--- START ---

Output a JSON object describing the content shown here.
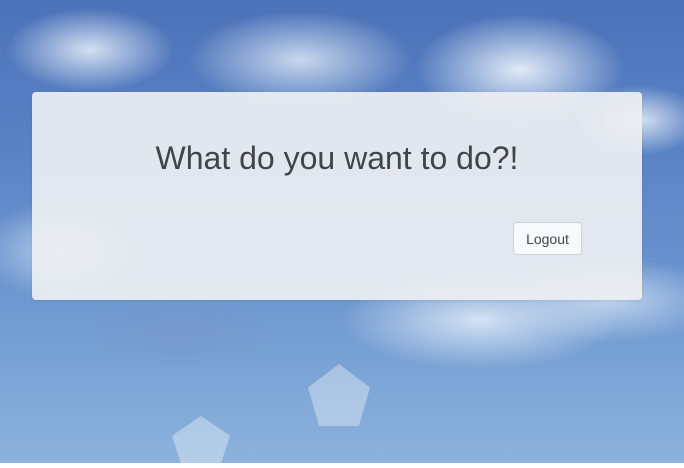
{
  "panel": {
    "title": "What do you want to do?!"
  },
  "actions": {
    "logout_label": "Logout"
  }
}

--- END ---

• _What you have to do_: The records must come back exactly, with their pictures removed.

• _Solution to the exercise_:
Output a JSON object describing the content shown here.
{
  "panel": {
    "title": "What do you want to do?!"
  },
  "actions": {
    "logout_label": "Logout"
  }
}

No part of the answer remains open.